Krista Kyle, 29, of Brantford, has had a long journey to get where she is today. This is her story, in her own words.
I have had difficulty in school as long as I can remember.
When I was 19 years old, I got pregnant with my first son. Brayden was born in 2005 I had absolutely nothing to offer this baby. I was bouncing around, with no place to live.
Many people wanted me to end my pregnancy but I just couldn't do it. That was my baby and nobody was taking him away from me. As I approached the end of my pregnancy, I would rub my belly and talk to my baby boy, promising him that I was going to do my best to give him everything he deserved in life.
When my father finally accepted the fact that I was going to have a baby, we went for a drive.
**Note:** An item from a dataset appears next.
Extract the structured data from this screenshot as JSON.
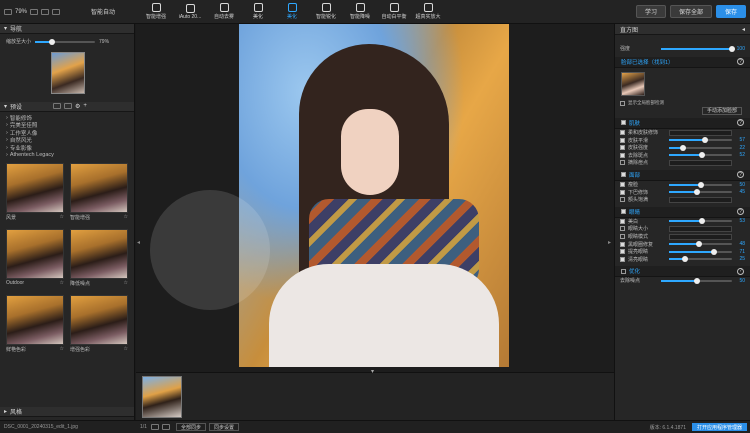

He got me to read an article about a young woman who had a disabled child and went back to school. He advised me that having a baby either makes you or breaks you and he was hoping this would make something of me.
Early on in life, Brayden was diagnosed with wheezy baby syndrome and need a breathing machine several times a day. He has been a challenging child. He struggles with attention deficit hyperactivity disorder (ADHD), and behavioural and anxiety disorders.
We have many struggles to this day, but we do the best we can and we make it work.
I tried to return to school several times to obtain my high school diploma, and was never successful. But in 2008, I took independent courses and night classes and, finally, achieved my diploma. At my graduation, an amazing instructor at Career Link, Meridyth Taylor, stood up and hugged me after I took my diploma. She had believed in me the whole time and now I did, too.
It was my first big accomplishment and I couldn't have been happier.
In 2009, I took the Future Directions course at Mohawk College and, based on some of my scores; it told me I wasn't capable of doing many things. I kept working towards my goals and won an award for being "the most persistent student."
Around that time I heard about the Personal Support Worker (PSW) course, offered through Grand Erie Learning Alternatives, and applied. This is when I started doing some volunteer work at the John Noble Home, where I found my passion.
I met a lot of interesting people with amazing stories who needed me as much as I needed them.
I was at the John Noble Home when the program co-ordinator called me to tell me the unfortunate news -- that she couldn't offer me a spot in the class. I was devastated. I had a reputation for starting something and giving up, so I understood. After all, she was looking for successful candidates, not someone who was going to waste everyone's time.
So I wiped my tears and continued volunteering. After all, being there brought out the best in me and made me very happy. Why would I give that up?
A couple of weeks went by and I received a follow-up call stating that she recognized my commitment and she offered me a seat in the program.
I completed my PSW course in 2010 and I was hired right out of class.
On Valentine's Day 2012, I had my second child, Landen, who I was told was going to have a cleft lip and pallet and cystic fibrosis. My heart broke a million different ways hearing this. Fortunately, he didn't have either. Later on that same year, I decided I wanted to go back to school to be a nurse. So, that meant going back to upgrade my science and math. I learned of the bridging opportunity at Conestoga College. I applied and was accepted.
Looking back eight years ago, who would have thought that I would be the person I am today? Instead of letting my mistakes hold me back and control me, I taught myself to learn from them.
I don't think the rest of my journey will be easy, and I am without a doubt certain that I will stumble now and again, but I won't give up. In my heart I believe that courage doesn't always roar. Sometimes courage is the quiet voice at the end of the day saying, "I will try again tomorrow."
To answer the question, what would I say to someone thinking about going back to school?
Don't wait until tomorrow, do it now. I promise that once you accomplish one thing, it's like an obsession, an incredible feeling that you will thrive on.
Have passion, determination and commitment and, most importantly, believe in yourself.
Story by Jaymie Nelson
Photo by Keepsake Photography